This comic is like a fun piece of bubblegum pop. Once you find the rhythm, it will put a smile on your face.
Writers: Fred Van Lente
Artist: Renato Guedes
Cover Price: $3.99
This first issue is a tantalizing misfire.
Fred Van Lente has an interesting script. The characters are distinct archetypes, although they are not quite fully fleshed out characters. Moreover, there is a lot happening in this issue to set up the rest of the story. This is jarring because it seems like every main character is aware of everything happening to every other main character. Additionally, even though the characters are missing large parts of their memories, they have a lot of muscle memory and knowledge on some advanced concepts of technology, history, and themselves. If this was a few issues in, it wouldn’t be as confusing.
Meanwhile, Renato Guedes brings a more European painted style to the art. His faces are disturbingly realistic, sometimes. This is not a bad thing, although it is very unusual in the comic-book scene. Additionally, while the power effects in this comic are very flashy, the physical action can be a bit flat and lacking on a sense of motion. There is a lot of give-and-take on the visual side of this comic, however, perhaps things will settle in future issues.
This is a comic is a lot of great parts that do not quite come to a great experience.
PICK OF THE WEEK
SNOW WHITE AND THE SEVEN DWARFS #1
Dark Horse Comics/Disney Comics
Writers: Cecil Castellucci
Artist: Gabriele Bagnoli
Cover Price: $3.99
This is one of those comics that I just dared myself to read.
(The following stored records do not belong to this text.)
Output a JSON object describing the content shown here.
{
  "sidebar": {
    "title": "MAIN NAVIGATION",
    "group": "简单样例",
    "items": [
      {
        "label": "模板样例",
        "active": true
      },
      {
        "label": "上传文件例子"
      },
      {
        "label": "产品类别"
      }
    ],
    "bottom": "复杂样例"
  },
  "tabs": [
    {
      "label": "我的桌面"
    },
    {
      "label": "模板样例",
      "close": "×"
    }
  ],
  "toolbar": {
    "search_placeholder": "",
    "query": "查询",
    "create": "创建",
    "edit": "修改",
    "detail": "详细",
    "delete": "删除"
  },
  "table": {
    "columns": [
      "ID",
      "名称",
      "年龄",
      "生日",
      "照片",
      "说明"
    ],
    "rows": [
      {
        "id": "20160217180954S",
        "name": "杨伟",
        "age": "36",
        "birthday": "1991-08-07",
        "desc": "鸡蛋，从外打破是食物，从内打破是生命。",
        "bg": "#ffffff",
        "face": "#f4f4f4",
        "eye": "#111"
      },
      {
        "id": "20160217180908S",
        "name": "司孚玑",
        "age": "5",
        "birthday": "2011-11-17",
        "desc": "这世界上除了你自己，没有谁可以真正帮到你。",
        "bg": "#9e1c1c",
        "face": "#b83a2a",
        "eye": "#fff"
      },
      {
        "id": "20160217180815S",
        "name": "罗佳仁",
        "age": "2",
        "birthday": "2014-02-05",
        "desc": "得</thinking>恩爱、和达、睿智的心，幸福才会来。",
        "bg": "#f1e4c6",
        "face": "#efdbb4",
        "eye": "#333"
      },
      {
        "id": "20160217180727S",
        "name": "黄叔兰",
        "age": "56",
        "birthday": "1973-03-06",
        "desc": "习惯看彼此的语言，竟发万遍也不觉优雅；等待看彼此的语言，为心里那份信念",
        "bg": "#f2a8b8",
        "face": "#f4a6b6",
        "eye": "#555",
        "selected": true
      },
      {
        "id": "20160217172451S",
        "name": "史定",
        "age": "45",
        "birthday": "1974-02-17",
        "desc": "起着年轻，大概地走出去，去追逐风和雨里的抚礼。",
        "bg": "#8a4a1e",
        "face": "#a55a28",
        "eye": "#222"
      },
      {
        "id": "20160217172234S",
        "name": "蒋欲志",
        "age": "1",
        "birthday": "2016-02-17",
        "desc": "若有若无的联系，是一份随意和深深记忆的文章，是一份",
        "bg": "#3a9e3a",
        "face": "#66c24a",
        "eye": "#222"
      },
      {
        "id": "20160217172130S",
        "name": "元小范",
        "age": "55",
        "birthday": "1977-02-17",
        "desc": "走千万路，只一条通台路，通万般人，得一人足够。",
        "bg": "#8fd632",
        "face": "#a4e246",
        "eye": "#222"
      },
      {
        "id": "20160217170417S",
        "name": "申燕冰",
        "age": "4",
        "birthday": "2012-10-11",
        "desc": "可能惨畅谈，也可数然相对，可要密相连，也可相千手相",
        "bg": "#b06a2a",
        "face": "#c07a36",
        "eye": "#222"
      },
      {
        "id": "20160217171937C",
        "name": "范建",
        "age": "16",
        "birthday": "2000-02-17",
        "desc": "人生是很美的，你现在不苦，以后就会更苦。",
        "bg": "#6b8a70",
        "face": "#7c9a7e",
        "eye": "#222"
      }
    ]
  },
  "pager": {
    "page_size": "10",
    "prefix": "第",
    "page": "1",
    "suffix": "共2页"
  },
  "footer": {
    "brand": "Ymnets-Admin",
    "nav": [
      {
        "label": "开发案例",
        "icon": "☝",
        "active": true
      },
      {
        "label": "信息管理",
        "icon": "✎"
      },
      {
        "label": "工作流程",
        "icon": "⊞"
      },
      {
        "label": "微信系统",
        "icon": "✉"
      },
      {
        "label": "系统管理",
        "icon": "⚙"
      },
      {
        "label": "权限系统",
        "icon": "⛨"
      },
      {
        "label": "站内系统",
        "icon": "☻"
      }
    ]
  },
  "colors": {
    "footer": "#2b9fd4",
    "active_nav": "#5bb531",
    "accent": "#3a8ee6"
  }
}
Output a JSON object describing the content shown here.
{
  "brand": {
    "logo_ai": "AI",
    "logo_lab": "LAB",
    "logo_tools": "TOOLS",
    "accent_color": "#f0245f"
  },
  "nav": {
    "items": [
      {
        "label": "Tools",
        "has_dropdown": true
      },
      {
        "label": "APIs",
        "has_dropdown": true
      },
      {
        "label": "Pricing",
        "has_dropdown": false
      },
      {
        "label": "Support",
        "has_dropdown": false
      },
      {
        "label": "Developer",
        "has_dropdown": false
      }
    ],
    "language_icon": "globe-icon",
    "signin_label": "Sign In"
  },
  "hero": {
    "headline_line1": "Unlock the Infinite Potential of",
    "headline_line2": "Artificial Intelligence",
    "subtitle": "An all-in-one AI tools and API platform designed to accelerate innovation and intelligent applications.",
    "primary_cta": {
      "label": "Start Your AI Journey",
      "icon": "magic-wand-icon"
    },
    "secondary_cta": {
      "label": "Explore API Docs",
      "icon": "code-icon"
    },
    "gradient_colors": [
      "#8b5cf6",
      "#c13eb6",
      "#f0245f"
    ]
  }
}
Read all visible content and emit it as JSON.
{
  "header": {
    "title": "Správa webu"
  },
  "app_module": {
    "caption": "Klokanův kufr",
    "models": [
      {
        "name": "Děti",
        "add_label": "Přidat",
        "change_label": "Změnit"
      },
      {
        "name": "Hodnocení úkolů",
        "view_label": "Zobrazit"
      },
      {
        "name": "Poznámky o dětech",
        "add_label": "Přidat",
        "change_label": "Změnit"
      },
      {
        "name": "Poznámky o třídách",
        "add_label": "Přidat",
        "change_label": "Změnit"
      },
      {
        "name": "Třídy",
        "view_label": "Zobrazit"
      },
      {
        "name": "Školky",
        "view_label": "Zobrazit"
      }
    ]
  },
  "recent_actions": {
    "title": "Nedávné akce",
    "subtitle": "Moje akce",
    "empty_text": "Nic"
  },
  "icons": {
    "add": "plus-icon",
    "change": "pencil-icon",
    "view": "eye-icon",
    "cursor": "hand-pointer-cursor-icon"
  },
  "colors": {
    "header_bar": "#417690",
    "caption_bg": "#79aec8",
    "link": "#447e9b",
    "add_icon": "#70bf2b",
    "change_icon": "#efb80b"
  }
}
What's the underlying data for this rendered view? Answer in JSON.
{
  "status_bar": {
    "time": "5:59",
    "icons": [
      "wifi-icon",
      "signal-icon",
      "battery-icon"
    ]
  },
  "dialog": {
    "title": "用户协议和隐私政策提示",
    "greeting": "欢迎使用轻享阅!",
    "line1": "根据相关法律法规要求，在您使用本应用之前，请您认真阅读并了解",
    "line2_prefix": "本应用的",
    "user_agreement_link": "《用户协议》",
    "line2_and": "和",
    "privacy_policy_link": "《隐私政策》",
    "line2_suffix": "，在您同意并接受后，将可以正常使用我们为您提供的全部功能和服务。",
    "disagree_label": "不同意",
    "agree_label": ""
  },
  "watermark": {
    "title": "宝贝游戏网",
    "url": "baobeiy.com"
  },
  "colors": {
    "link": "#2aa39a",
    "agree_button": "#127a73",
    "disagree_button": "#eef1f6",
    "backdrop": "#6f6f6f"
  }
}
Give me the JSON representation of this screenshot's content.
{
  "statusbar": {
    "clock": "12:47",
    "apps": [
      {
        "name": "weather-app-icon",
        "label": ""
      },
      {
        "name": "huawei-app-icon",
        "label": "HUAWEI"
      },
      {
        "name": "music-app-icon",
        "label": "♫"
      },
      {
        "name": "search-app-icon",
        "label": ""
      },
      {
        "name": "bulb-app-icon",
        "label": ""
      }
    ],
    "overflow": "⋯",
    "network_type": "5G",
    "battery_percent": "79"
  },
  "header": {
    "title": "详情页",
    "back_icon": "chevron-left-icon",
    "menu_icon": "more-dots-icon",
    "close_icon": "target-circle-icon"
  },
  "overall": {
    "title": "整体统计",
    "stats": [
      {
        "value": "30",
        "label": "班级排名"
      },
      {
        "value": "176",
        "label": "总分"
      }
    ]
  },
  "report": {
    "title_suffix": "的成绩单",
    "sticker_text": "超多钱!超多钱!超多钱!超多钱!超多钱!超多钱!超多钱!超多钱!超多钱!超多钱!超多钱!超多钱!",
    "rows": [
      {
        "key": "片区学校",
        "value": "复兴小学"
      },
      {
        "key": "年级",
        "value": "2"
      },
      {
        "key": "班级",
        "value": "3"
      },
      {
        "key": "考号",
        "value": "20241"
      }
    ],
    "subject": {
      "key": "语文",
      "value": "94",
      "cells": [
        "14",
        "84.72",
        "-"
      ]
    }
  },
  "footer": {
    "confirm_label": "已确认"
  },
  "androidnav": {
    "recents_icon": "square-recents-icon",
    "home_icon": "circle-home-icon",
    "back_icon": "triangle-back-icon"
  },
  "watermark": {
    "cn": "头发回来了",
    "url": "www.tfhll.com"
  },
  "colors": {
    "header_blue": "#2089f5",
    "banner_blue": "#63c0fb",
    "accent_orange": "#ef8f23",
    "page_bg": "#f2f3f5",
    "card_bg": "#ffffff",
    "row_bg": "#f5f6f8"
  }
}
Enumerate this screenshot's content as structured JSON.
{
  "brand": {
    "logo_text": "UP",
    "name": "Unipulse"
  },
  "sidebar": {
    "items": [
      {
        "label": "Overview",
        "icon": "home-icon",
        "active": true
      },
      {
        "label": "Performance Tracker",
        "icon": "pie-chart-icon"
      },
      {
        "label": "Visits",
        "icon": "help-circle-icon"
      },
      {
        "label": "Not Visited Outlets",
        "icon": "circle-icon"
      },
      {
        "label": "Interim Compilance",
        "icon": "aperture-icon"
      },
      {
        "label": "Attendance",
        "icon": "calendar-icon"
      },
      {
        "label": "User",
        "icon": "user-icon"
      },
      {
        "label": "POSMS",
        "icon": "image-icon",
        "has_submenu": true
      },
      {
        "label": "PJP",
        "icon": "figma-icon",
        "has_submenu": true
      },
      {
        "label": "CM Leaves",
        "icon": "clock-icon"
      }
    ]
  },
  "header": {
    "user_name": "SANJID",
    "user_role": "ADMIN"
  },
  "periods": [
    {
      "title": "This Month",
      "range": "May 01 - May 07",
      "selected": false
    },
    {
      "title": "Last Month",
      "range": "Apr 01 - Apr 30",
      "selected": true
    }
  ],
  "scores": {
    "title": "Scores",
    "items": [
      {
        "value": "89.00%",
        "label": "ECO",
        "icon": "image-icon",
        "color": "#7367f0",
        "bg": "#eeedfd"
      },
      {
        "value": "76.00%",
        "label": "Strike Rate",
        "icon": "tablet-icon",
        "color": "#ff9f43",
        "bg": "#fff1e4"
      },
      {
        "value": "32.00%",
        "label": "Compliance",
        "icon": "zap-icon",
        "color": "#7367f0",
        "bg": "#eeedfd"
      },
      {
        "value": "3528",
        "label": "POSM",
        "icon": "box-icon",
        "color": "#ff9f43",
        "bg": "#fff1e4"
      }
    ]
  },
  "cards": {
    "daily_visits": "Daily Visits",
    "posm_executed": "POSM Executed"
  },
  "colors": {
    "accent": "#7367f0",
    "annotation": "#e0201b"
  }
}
It is way outside my norm. You know what… this is pretty good.
Cecil Castellucci has the assignment of adding more context and story to an animated classic. Moreover, he handles the job with aplomb and a deft hand. His character dialogue can be a touch cheesy, although the source material can have the same said of it in a conversation. In addition, Castellucci adds a lot of additional exposition in Snow White’s voice to give a greater window into her thought processes before she was forced from the castle early in the story. The pacing is decent, however this is not an action or intrigue story, so readers will have to be ready for a lot of characterization and slower moments.
Gabriele Bagnoli’s art has to balance a lot. She cannot lose track of the original Disney image of Snow White, however, she has to make the visuals appealing to modern tastes or even people who wouldn’t read this comic. Bagnoli’s solution is to make add more Japanese and Korean influences to the art style. This art helps give the story a fresh look. The characters are expressive and are dynamic in motion. There are a few times where I would appreciate more detail in faces. That is more of a personal nitpick than a critical problem.
This creative team is off to a pretty good start at retelling the Disney version of this fairy tale to a new audience. I am very impressed because of how much more depth Snow White, the Queen, and the Huntsman have after a single issue. This makes me want to take a look at the second issue to see what is made from the Seven Dwarfs, as well as what comes next.
In the end, this comic is… (sigh) enchanting.
Have you read any of the same comics? Different comics? Let us know in the comments below! In the meantime, here is a link to the latest episode of our comic book podcast, the Part-Time Henchmen!